The Obama Administration needs three extra months to release data on how Social Security and Medicare is affected by Health Care reform?
They don't know how they changed and affected Social Security and Medicare?
Think about that. They don't know or they ain't saying. Pelosis was right. They don't know what they did, or more likely are horrified to admit what they did.
AP Source: Report on Social Security delayed
By MARTIN CRUTSINGER (AP)
WASHINGTON — The Obama administration is delaying release of the annual report on the financial health of Social Security and Medicare so that the new report can reflect the impact of the recently passed health care overhaul.
An administration official told The Associated Press that this year's trustees report will be delayed until June 30, three months later than it usually comes out.
The official, who spoke on condition of anonymity before the formal announcement, said Monday that the delay will allow the government to determine the impact of the massive overhaul of health care that President Barack Obama just signed into law.
In January, Richard Foster, the chief actuary for Medicare, estimated that the Senate bill which passed on Christmas eve would extend the life of the Medicare hospital trust fund by 10 years. The legislation that finally passed Congress was the Senate bill but with revisions approved to win House support.
The administration official said that passage last month of the health care overhaul legislation had made the trustees report, which usually comes out around April 1, obsolete. This official said the decision was made to incorporate all of the changes made by the legislation to better reflect reality now that Congress has passed health care overhaul.
The new health care law seeks to guarantee health insurance coverage for nearly all Americans while cracking down on insurance industry abuses. It also promises to reduce federal deficits by an estimated $143 billion over a decade.
The proposal was passed without any Republican votes. The GOP has vowed to work to repeal the measure and replace it with a less sweeping proposal that they contend would have the support of a greater number of Americans who are worried that the Democratic-sponsored plan will represent massive government intrusion into health care.
Last year's report of the trustees for Social Security and Medicare, the government's two biggest benefit programs, said that the Social Security trust fund would be depleted by 2041 and the Medicare trust fund would be depleted by 2019.

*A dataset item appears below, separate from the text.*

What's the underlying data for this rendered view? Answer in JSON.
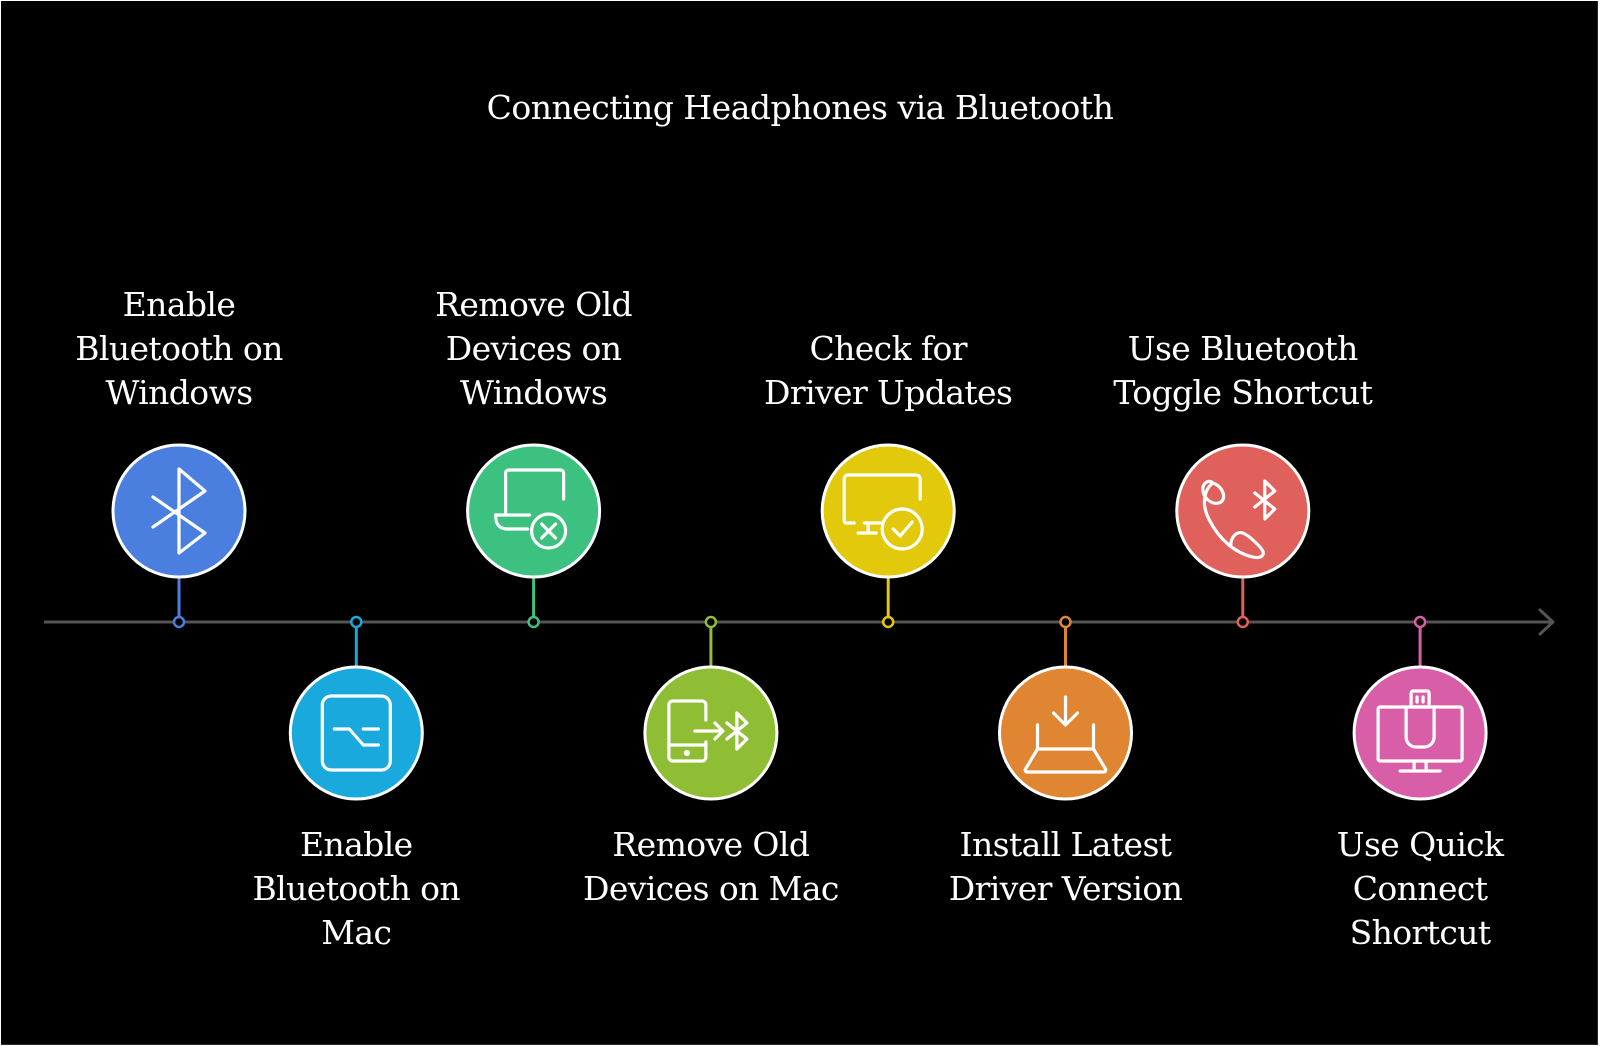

The trustees warned that the financial pressures would begin much sooner when the programs begin paying out more in benefits each year than they collect in taxes. Officials with the Congressional Budget Office say that Social Security will start paying more in benefits than it collects in payroll taxes this year for the first time since the 1980s.
Supporters of the new health care overhaul believe it will have a favorable impact on both Medicare and Social Security, extending the life of both trust funds.
The benefits would occur in large part through lowering health costs by expanding the pool of people buying insurance coverage.
For Medicare, that would result in a direct benefit in lower medical bills while the boost to Social Security would occur in an indirect way. If employers see their costs for health insurance fall, they would have more money to spend on employee salaries. Higher salaries would mean a larger amount of wages that would be subject to the Social Security payroll tax.
This year's trustees report would represent the most authoritative estimate on the impact those changes will have on both Medicare and Social Security.
The report will also estimate the impact the health care overhaul will have on the premiums that Medicare recipients must pay. Supporters of the overhaul believe those premium costs will fall.
The estimate that Social Security will pay out more in benefits this year than it collects in taxes is based on budget data produced by the nonpartisan Congressional Budget Office. The CBO projects that because of a recession that cut the number of people working and paying payroll taxes, Social Security will be paying out more in benefits this year and for the next three years.
CBO analysts see Social Security returning to small surpluses in 2014 and 2015 before returning to indefinite deficits starting in 2016 under the impact of a rising number of the 78 million baby boomers retiring.